On MSNBC, former New York Police Department Commissioner Bill Bratton said the suspect is in his mid-20s, is possibly from Bangladesh and "was supposedly setting the device off in the name of ISIS," according to preliminary information from his police sources. ISIS is another name for the Islamic State, an extremist group that has urged its followers to wage attacks around the world.

"So, definitely a terrorist attack. Definitely intended," Bratton told the news network. "As to whether the device malfunctioned or didn't function correctly, that will have to be determined."

Bratton said the explosion took place in one of the passageways at the Port Authority subway station, although was not certain which one. Even the passageways would have been very crowded at that time in the morning, he added.

New Yorkers should expect to see increased police presence at all transportation hubs around the city immediately, he said.

Bratton, who served two terms as the NYPD commissioner (one in the mid-1990s and the other from 2014 to 2016), said law enforcement officials for years have anticipated additional and more frequent attacks.
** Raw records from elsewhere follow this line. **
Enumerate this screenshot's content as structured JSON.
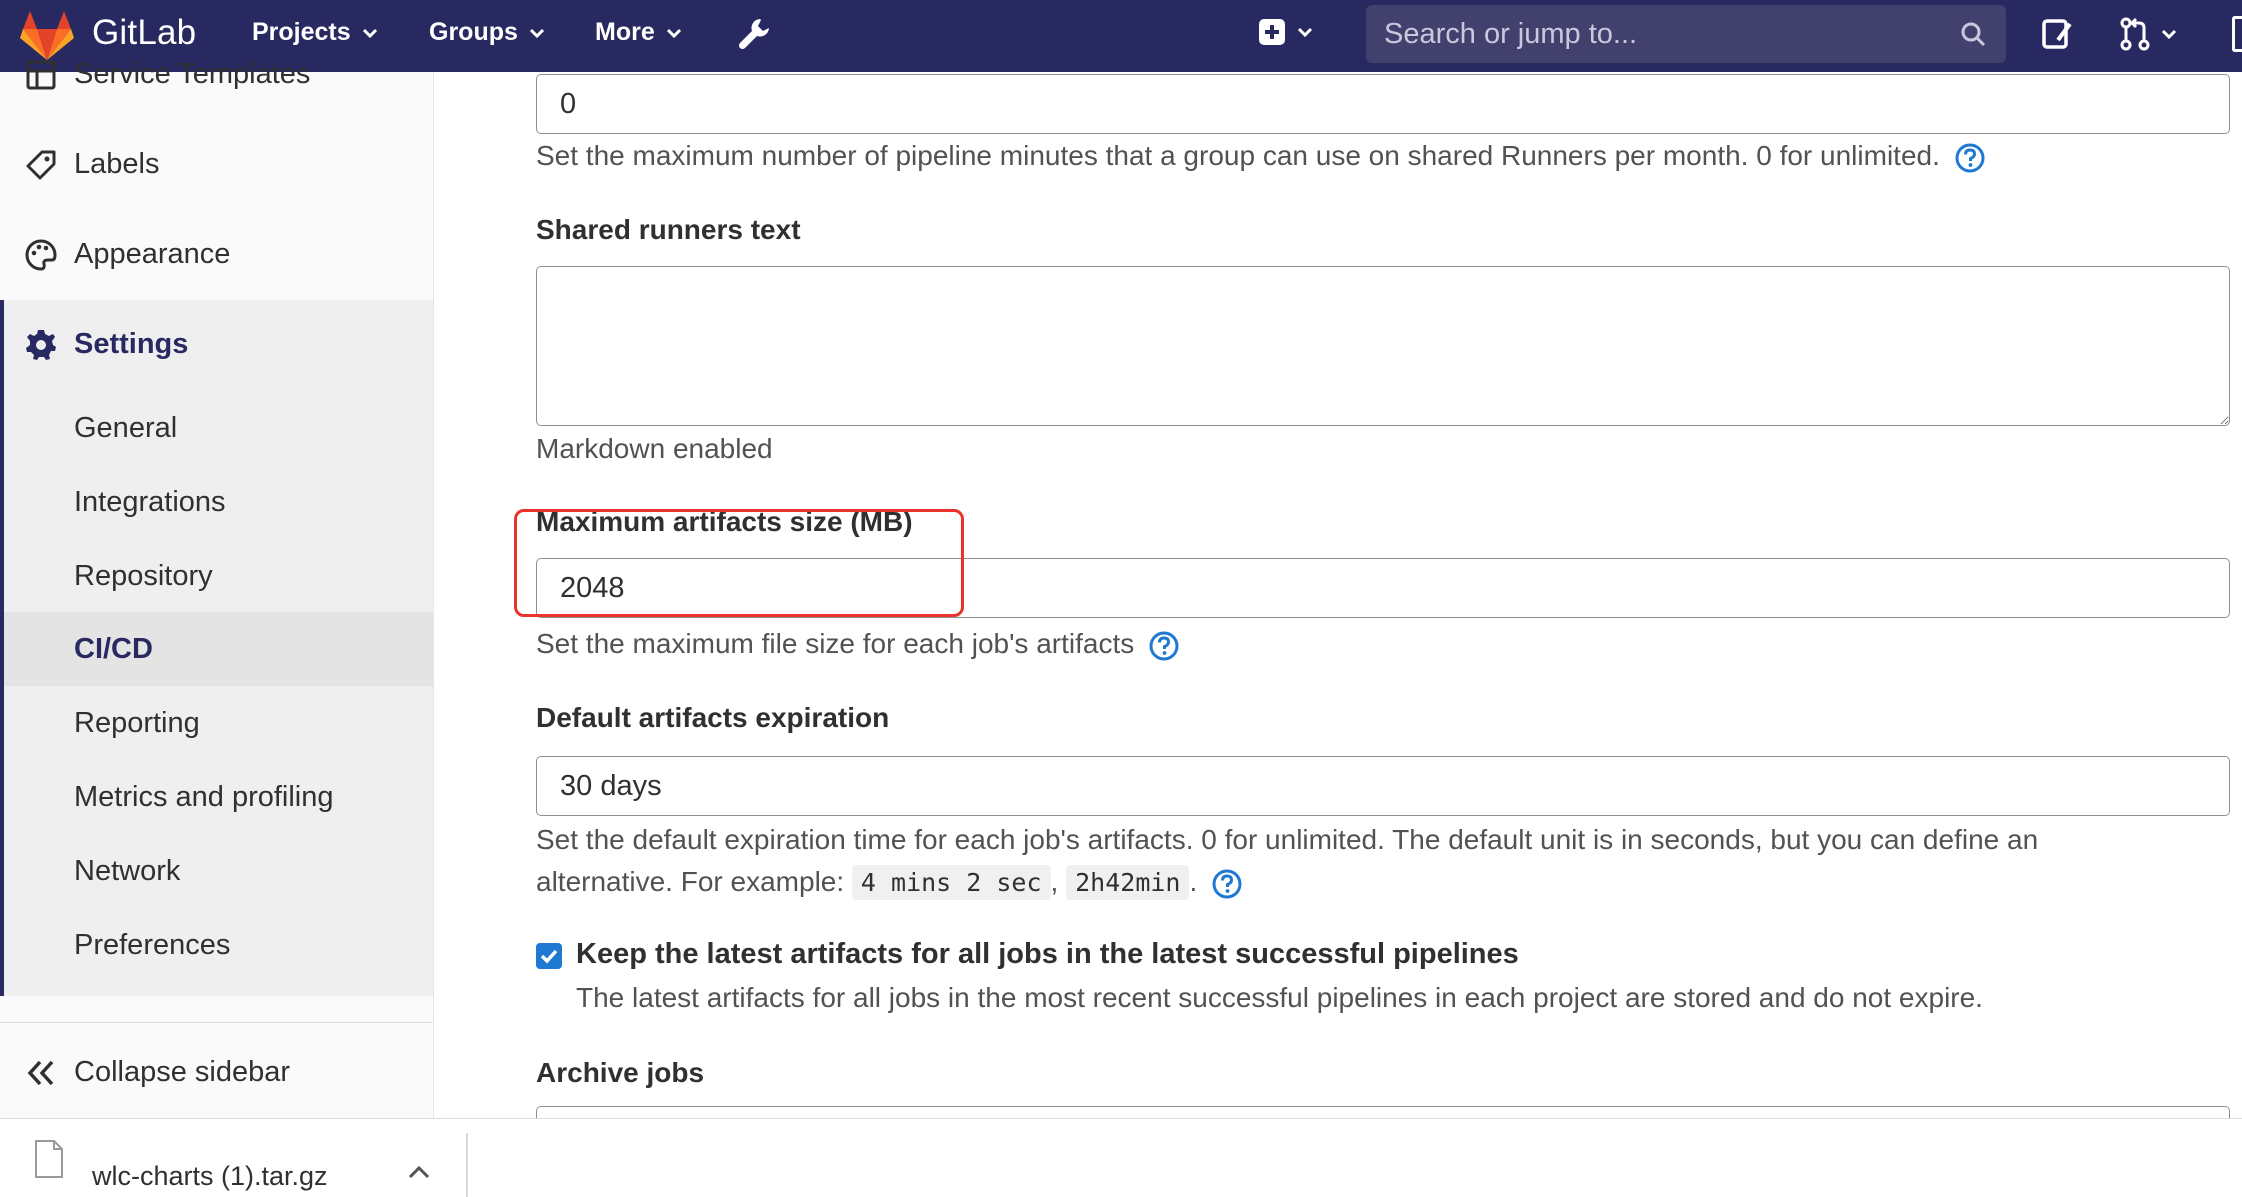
{
  "navbar": {
    "brand": "GitLab",
    "menus": [
      {
        "label": "Projects"
      },
      {
        "label": "Groups"
      },
      {
        "label": "More"
      }
    ],
    "search_placeholder": "Search or jump to..."
  },
  "sidebar": {
    "items": [
      {
        "label": "Service Templates",
        "icon": "template-icon"
      },
      {
        "label": "Labels",
        "icon": "tag-icon"
      },
      {
        "label": "Appearance",
        "icon": "palette-icon"
      },
      {
        "label": "Settings",
        "icon": "gear-icon",
        "active": true
      }
    ],
    "subitems": [
      {
        "label": "General"
      },
      {
        "label": "Integrations"
      },
      {
        "label": "Repository"
      },
      {
        "label": "CI/CD",
        "active": true
      },
      {
        "label": "Reporting"
      },
      {
        "label": "Metrics and profiling"
      },
      {
        "label": "Network"
      },
      {
        "label": "Preferences"
      }
    ],
    "collapse_label": "Collapse sidebar"
  },
  "form": {
    "pipeline_minutes": {
      "value": "0",
      "help": "Set the maximum number of pipeline minutes that a group can use on shared Runners per month. 0 for unlimited."
    },
    "shared_runners_text": {
      "label": "Shared runners text",
      "value": "",
      "help": "Markdown enabled"
    },
    "max_artifacts_size": {
      "label": "Maximum artifacts size (MB)",
      "value": "2048",
      "help": "Set the maximum file size for each job's artifacts"
    },
    "default_artifacts_expiration": {
      "label": "Default artifacts expiration",
      "value": "30 days",
      "help_line1": "Set the default expiration time for each job's artifacts. 0 for unlimited. The default unit is in seconds, but you can define an",
      "help_line2_prefix": "alternative. For example:",
      "example1": "4 mins 2 sec",
      "example_sep": ",",
      "example2": "2h42min",
      "help_line2_suffix": "."
    },
    "keep_latest_artifacts": {
      "checked": true,
      "label": "Keep the latest artifacts for all jobs in the latest successful pipelines",
      "help": "The latest artifacts for all jobs in the most recent successful pipelines in each project are stored and do not expire."
    },
    "archive_jobs": {
      "label": "Archive jobs"
    }
  },
  "download_bar": {
    "filename": "wlc-charts (1).tar.gz"
  },
  "colors": {
    "navbar_bg": "#292961",
    "accent_blue": "#1f78d1",
    "highlight_red": "#e8322b"
  }
}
A September 2016 bombing that injured 29 people in the Chelsea neighborhood in Manhattan took place on Bratton's last day of his second term.

"The pace is quickening, as we have been indicating that it would," he told MSNBC. "New York continues to remain the focus of interest. … That is something that we can anticipate. These attacks are going to increase. That's the reality."

The explosion Monday came just weeks after a man driving a truck plowed through pedestrians and bicyclists on a path along the west side of Manhattan, killing eight people and wounding a dozen others. That driver, who survived, was taken into custody and told authorities that he carried out the attack in the name of the Islamic State.

The Port Authority Bus Terminal, which bills itself as the world's busiest bus terminal, is not far from Times Square. The incident occurred in the subway, a police spokesman said.

Details on how the suspect was apprehended were not immediately available, but the Port Authority Police Benevolent Association, a union representing Port Authority police officers, said on Twitter that the department's officers took down the suspect at gunpoint.

NYPD Commissioner James O'Neill told reporters during the news conference that the attempted attack was captured on transit system surveillance video, which investigators were studying. He did not answer questions about the suspect's background, citing the ongoing investigation.

According to the police, three subway lines - the A, C and E - were evacuated as a result of the blast. All subway trains were bypassing the Port Authority and Times Square stations, officials said.

President Trump was briefed on the incident Monday, according to the White House, and New York Mayor de Blasio, D, was briefed as well, his office reported.

Author Information: Mark Berman covers national news for The Washington Post and anchors Post Nation, a destination for breaking news and stories from around the country. Lindsey Bever is a general assignment reporter for The Washington Post. Devlin Barrett writes about national security and law enforcement for The Post. Amy B Wang is a general assignment reporter for The Washington Post.